**What is being asked**:
Pictures found in the material must be left out, and every line returned as written.

**Information given**:
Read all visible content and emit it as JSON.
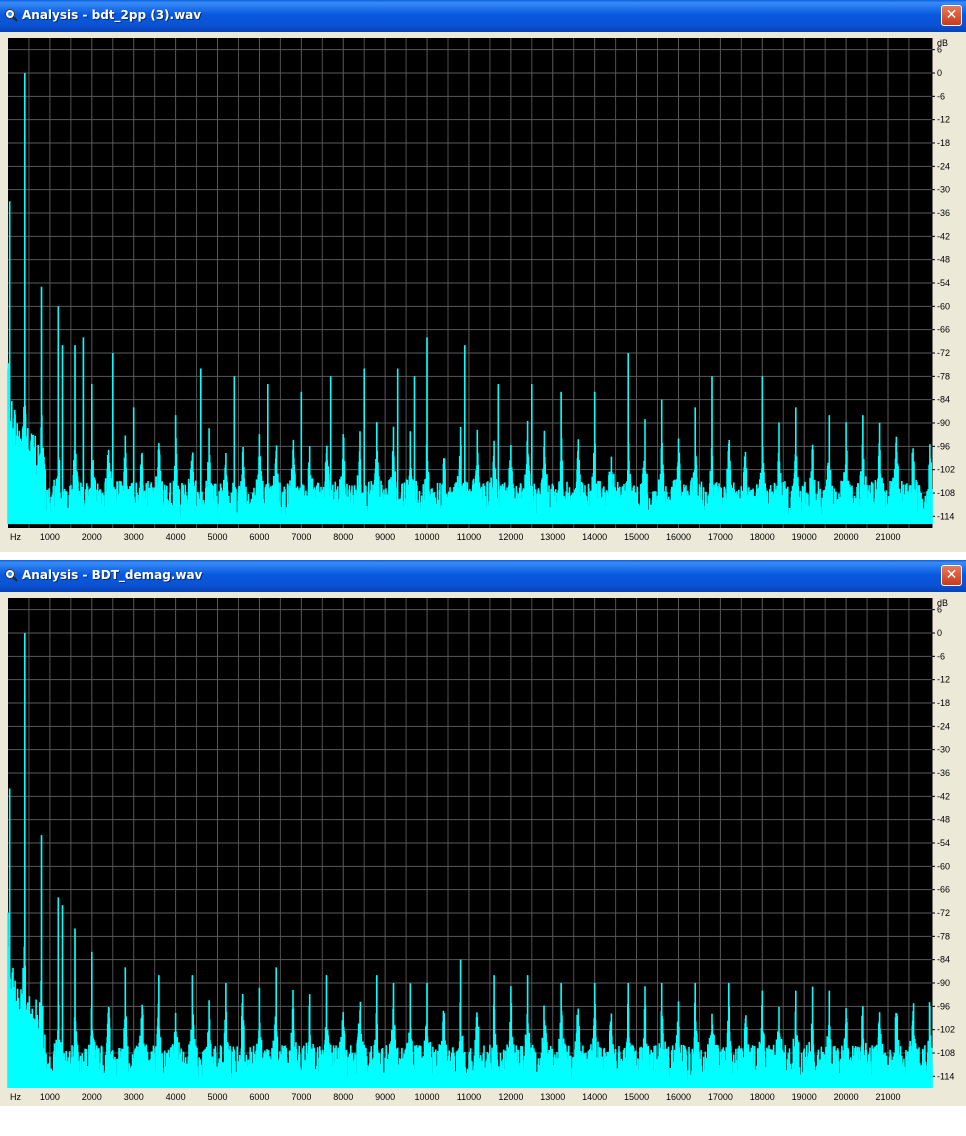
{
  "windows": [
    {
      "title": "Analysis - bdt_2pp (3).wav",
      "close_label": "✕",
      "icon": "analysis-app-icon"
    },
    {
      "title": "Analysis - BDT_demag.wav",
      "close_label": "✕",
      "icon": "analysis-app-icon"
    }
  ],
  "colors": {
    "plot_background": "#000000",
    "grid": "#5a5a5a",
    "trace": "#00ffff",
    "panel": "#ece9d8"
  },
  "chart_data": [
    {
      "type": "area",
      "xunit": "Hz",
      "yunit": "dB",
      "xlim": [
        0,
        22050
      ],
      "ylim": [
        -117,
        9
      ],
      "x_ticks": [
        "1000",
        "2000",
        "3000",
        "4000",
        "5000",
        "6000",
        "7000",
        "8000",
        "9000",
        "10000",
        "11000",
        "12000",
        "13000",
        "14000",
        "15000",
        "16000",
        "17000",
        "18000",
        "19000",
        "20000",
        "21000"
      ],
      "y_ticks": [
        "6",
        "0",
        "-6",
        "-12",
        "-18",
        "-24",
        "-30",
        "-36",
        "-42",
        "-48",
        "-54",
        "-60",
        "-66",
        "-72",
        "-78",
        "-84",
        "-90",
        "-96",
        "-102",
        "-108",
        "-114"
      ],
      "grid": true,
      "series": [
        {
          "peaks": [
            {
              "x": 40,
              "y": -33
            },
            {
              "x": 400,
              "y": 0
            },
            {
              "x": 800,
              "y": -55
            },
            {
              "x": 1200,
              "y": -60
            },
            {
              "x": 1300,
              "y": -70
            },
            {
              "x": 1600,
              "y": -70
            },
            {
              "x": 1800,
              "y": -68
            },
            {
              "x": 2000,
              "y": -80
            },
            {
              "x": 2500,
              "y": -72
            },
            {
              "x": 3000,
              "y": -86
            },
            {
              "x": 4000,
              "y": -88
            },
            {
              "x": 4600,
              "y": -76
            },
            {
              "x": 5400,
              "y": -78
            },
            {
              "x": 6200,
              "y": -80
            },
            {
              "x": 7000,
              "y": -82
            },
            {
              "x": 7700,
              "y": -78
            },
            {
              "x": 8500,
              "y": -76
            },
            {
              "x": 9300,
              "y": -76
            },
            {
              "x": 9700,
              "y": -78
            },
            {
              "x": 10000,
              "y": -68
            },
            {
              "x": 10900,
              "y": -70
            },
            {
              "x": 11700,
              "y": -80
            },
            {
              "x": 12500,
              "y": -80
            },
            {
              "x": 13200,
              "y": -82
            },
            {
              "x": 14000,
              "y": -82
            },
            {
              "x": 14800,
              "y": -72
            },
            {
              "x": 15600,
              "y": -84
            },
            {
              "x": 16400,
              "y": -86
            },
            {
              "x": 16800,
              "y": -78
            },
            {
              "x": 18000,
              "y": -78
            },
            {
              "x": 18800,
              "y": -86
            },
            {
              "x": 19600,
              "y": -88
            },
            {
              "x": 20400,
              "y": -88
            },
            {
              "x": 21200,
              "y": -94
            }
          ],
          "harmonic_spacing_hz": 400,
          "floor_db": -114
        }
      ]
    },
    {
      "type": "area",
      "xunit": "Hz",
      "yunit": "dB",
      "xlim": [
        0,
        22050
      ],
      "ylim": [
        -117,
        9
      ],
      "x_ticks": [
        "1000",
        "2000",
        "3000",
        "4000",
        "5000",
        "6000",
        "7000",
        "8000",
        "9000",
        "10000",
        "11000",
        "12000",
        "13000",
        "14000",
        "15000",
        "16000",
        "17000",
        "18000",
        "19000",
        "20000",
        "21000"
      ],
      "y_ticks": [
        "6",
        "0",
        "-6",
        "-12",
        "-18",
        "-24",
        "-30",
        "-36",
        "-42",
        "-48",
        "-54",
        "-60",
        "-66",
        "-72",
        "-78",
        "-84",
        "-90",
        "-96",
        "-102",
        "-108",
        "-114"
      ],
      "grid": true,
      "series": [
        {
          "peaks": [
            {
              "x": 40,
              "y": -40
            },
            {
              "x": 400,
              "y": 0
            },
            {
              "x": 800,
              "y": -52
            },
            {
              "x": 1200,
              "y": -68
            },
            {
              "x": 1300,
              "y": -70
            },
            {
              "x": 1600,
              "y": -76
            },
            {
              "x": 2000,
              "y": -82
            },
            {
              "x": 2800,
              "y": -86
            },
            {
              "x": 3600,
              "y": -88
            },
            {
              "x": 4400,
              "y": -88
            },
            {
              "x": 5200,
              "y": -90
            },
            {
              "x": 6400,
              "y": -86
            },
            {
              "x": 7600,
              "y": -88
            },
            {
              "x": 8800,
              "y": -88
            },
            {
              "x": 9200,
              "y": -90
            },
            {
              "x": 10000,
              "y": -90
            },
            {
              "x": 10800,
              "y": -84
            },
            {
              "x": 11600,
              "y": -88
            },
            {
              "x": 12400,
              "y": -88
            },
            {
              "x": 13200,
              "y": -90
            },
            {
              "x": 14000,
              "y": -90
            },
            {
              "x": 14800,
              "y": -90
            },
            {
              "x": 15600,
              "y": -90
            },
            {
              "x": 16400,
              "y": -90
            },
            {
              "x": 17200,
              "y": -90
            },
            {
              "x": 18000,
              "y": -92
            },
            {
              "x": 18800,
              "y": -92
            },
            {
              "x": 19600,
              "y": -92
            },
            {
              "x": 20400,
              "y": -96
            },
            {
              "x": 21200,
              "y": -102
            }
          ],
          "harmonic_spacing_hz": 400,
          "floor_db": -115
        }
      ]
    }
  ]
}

**Answer below**:
Read all visible content and emit it as JSON.
{
  "windows": [
    {
      "title": "Analysis - bdt_2pp (3).wav",
      "close_label": "✕",
      "icon": "analysis-app-icon"
    },
    {
      "title": "Analysis - BDT_demag.wav",
      "close_label": "✕",
      "icon": "analysis-app-icon"
    }
  ],
  "colors": {
    "plot_background": "#000000",
    "grid": "#5a5a5a",
    "trace": "#00ffff",
    "panel": "#ece9d8"
  },
  "chart_data": [
    {
      "type": "area",
      "xunit": "Hz",
      "yunit": "dB",
      "xlim": [
        0,
        22050
      ],
      "ylim": [
        -117,
        9
      ],
      "x_ticks": [
        "1000",
        "2000",
        "3000",
        "4000",
        "5000",
        "6000",
        "7000",
        "8000",
        "9000",
        "10000",
        "11000",
        "12000",
        "13000",
        "14000",
        "15000",
        "16000",
        "17000",
        "18000",
        "19000",
        "20000",
        "21000"
      ],
      "y_ticks": [
        "6",
        "0",
        "-6",
        "-12",
        "-18",
        "-24",
        "-30",
        "-36",
        "-42",
        "-48",
        "-54",
        "-60",
        "-66",
        "-72",
        "-78",
        "-84",
        "-90",
        "-96",
        "-102",
        "-108",
        "-114"
      ],
      "grid": true,
      "series": [
        {
          "peaks": [
            {
              "x": 40,
              "y": -33
            },
            {
              "x": 400,
              "y": 0
            },
            {
              "x": 800,
              "y": -55
            },
            {
              "x": 1200,
              "y": -60
            },
            {
              "x": 1300,
              "y": -70
            },
            {
              "x": 1600,
              "y": -70
            },
            {
              "x": 1800,
              "y": -68
            },
            {
              "x": 2000,
              "y": -80
            },
            {
              "x": 2500,
              "y": -72
            },
            {
              "x": 3000,
              "y": -86
            },
            {
              "x": 4000,
              "y": -88
            },
            {
              "x": 4600,
              "y": -76
            },
            {
              "x": 5400,
              "y": -78
            },
            {
              "x": 6200,
              "y": -80
            },
            {
              "x": 7000,
              "y": -82
            },
            {
              "x": 7700,
              "y": -78
            },
            {
              "x": 8500,
              "y": -76
            },
            {
              "x": 9300,
              "y": -76
            },
            {
              "x": 9700,
              "y": -78
            },
            {
              "x": 10000,
              "y": -68
            },
            {
              "x": 10900,
              "y": -70
            },
            {
              "x": 11700,
              "y": -80
            },
            {
              "x": 12500,
              "y": -80
            },
            {
              "x": 13200,
              "y": -82
            },
            {
              "x": 14000,
              "y": -82
            },
            {
              "x": 14800,
              "y": -72
            },
            {
              "x": 15600,
              "y": -84
            },
            {
              "x": 16400,
              "y": -86
            },
            {
              "x": 16800,
              "y": -78
            },
            {
              "x": 18000,
              "y": -78
            },
            {
              "x": 18800,
              "y": -86
            },
            {
              "x": 19600,
              "y": -88
            },
            {
              "x": 20400,
              "y": -88
            },
            {
              "x": 21200,
              "y": -94
            }
          ],
          "harmonic_spacing_hz": 400,
          "floor_db": -114
        }
      ]
    },
    {
      "type": "area",
      "xunit": "Hz",
      "yunit": "dB",
      "xlim": [
        0,
        22050
      ],
      "ylim": [
        -117,
        9
      ],
      "x_ticks": [
        "1000",
        "2000",
        "3000",
        "4000",
        "5000",
        "6000",
        "7000",
        "8000",
        "9000",
        "10000",
        "11000",
        "12000",
        "13000",
        "14000",
        "15000",
        "16000",
        "17000",
        "18000",
        "19000",
        "20000",
        "21000"
      ],
      "y_ticks": [
        "6",
        "0",
        "-6",
        "-12",
        "-18",
        "-24",
        "-30",
        "-36",
        "-42",
        "-48",
        "-54",
        "-60",
        "-66",
        "-72",
        "-78",
        "-84",
        "-90",
        "-96",
        "-102",
        "-108",
        "-114"
      ],
      "grid": true,
      "series": [
        {
          "peaks": [
            {
              "x": 40,
              "y": -40
            },
            {
              "x": 400,
              "y": 0
            },
            {
              "x": 800,
              "y": -52
            },
            {
              "x": 1200,
              "y": -68
            },
            {
              "x": 1300,
              "y": -70
            },
            {
              "x": 1600,
              "y": -76
            },
            {
              "x": 2000,
              "y": -82
            },
            {
              "x": 2800,
              "y": -86
            },
            {
              "x": 3600,
              "y": -88
            },
            {
              "x": 4400,
              "y": -88
            },
            {
              "x": 5200,
              "y": -90
            },
            {
              "x": 6400,
              "y": -86
            },
            {
              "x": 7600,
              "y": -88
            },
            {
              "x": 8800,
              "y": -88
            },
            {
              "x": 9200,
              "y": -90
            },
            {
              "x": 10000,
              "y": -90
            },
            {
              "x": 10800,
              "y": -84
            },
            {
              "x": 11600,
              "y": -88
            },
            {
              "x": 12400,
              "y": -88
            },
            {
              "x": 13200,
              "y": -90
            },
            {
              "x": 14000,
              "y": -90
            },
            {
              "x": 14800,
              "y": -90
            },
            {
              "x": 15600,
              "y": -90
            },
            {
              "x": 16400,
              "y": -90
            },
            {
              "x": 17200,
              "y": -90
            },
            {
              "x": 18000,
              "y": -92
            },
            {
              "x": 18800,
              "y": -92
            },
            {
              "x": 19600,
              "y": -92
            },
            {
              "x": 20400,
              "y": -96
            },
            {
              "x": 21200,
              "y": -102
            }
          ],
          "harmonic_spacing_hz": 400,
          "floor_db": -115
        }
      ]
    }
  ]
}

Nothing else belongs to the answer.